Title: Use of plasma concentrations to estimate bioavailability of methionine in rumen-protected products fed to dairy cows

item Broderick, Glen
item REYNAL, SANTIAGO - University Of Wisconsin
item PATTON, ROBERT - Nittany Dairy Nutrition Institute
item HEIMBECK, WINFRIED - Degussa Corporation - Germany
item LODI, PABLO - National University Of Rosario

Submitted to: Journal Dairy Science Supplement
Publication Type: Abstract Only
Publication Acceptance Date: 4/23/2010
Publication Date: 7/12/2010
Citation: Broderick, G.A., Reynal, S., Patton, R.A., Heimbeck, W., Lodi, P. 2010. Use of plasma concentrations to estimate bioavailability of methionine in rumen-protected products fed to dairy cows. Journal of Dairy Science. 93(E-Supplement 1):236.

Interpretive Summary:
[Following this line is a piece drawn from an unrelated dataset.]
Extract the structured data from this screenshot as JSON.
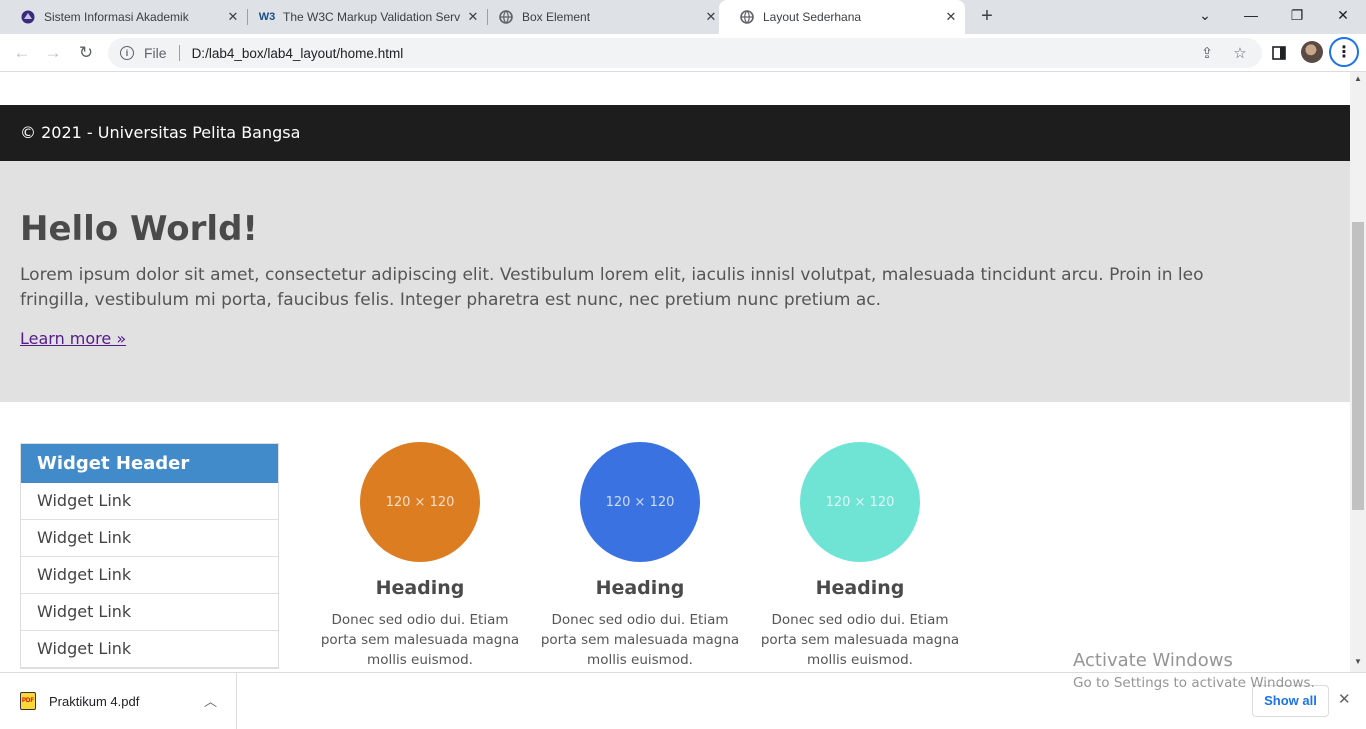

Technical Abstract: Plasma AA level was used to estimate Met bioavailability in 2 sources of rumen-protected Met (RPM): Mepron (RPM1) and Smartamine M (RPM2). Eight cows, consuming 22 kg DM/d, yielding 34 kg milk/d and fitted with ruminal cannulae, were fed a basal TMR containing (DM basis) 14% alfalfa silage, 54% corn silage, 7% grass hay, 9% ground shelled corn, 13% soybean meal, 3% additives, 15.7% CP, and 36% NDF. The TMR were fed at 6-hour intervals in 4 equal portions each day. For the calibration phase, cows were blocked by DIM into 2 squares and randomly assigned to balanced 4x4 Latin squares with 3-d periods. Solutions of DL-Met were infused into the abomasa via tubes inserted through the ruminal cannulae and omasal orifice to provide 0, 8, 16, and 24 g Met/d. Amounts actually infused were measured daily. Blood samples were collected from alternate jugular veins every h over the last 6 h of the 3-d period. Blood plasma was deproteinized and stored at –20°C until analyzed. For the feeding phase, cows were re-randomized within square and assigned to 4 treatments: 0, 24 g Met/d fed as 28.2 g/d of RPM1 or 31.6 g/d of RPM2, or 24 g DL-Met infused into the abomasum. Both RPM1 and RPM2 were fed 4 times daily by hand-mixing 1/4 the daily dose into the TMR. Design and blood sampling were the same as the calibration phase except periods were 7-d; abomasal Met infusion was for the last 72 h of each period. Plasma Met concentration was determined by ion-exchange chromatography with ninhydrin detection. Plasma Met was regressed on Met infusion levels using Proc GLM in SAS to develop the response curve to estimate Met bioavailability after correction for recovery of DL-Met infused during the feeding phase. The regression equation from the calibration phase was: Plasma Met (µM) = 0.498*Met infused (g/d) + 3.42 µM (P < 0.0001; r2 = 0.533). Rearranging and applying this equation yielded a mean recovery of infused Met of 95%. Mean (±SE) bioavailabilities, corrected to 100% recovery of infused Met, were 75 (±20)% for RPM1 and 88 (±23)% for RPM2. These bioavailabilities were not different (P = 0.51) within the precision of this study.